Focus on growth when you know that what you are building is what people want
Growth & Product Expert, Airbnb, Community
Sometimes you need growth to make a product better.
Prove that your product is great in small scale and will be even better with more.
Did you build something that people actually care about?
Lesson: Product Growth with Gustaf Alströmer
Step #8 Timing: Focus on growth when you know that what you are building is what people want
I think a startup needs to focus on growth once you have with some certainly you know that what you build is what people want. There’s some, either through customer development or through metrics you can prove that what you’ve built is something that people like to use and something that makes their lives better.
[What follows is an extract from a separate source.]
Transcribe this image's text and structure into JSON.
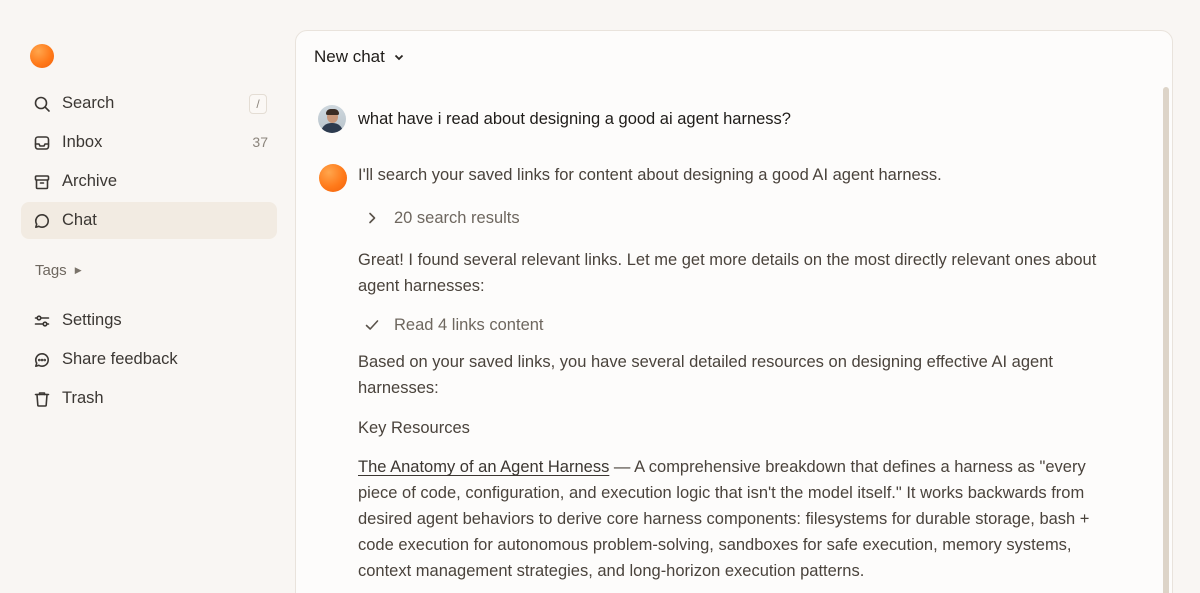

Sometimes you need growth to make that product better.
If you built Voxer and you have only one user, it’s not a good product because you have no one to talk to, so sometimes you definitely need to . . . the product gets better with more growth, but that really depends. You can probably prove in isolation, again, in some test groups, that this social product is really great and it’s going to work even better with more people, so you can probably do that in small scale.
I think customer development is around figuring out if you’ve built something people actually care about. There are, I wouldn't say shortcuts, but there are some fast ways that you can actually find out if you’ve built something people want. First of all, you should go and talk to people and show them what you’ve built. There are some other ways to do that as well.
I think a lot of product development right now is trying to prove a hypothesis with as little effort as possible and as little investment as possible. Those things are true of both for customer development and growth.
An extreme example would be I come up with something that I think people want. I buy ads towards that, and people click on those ads, and go through one landing page screen, and then there's nothing else. That would be an extreme example of that where it turns out people want what I told them I had, but I didn't have it. So that would be an extreme example of trying out a hypothesis around growth and customer development, I think.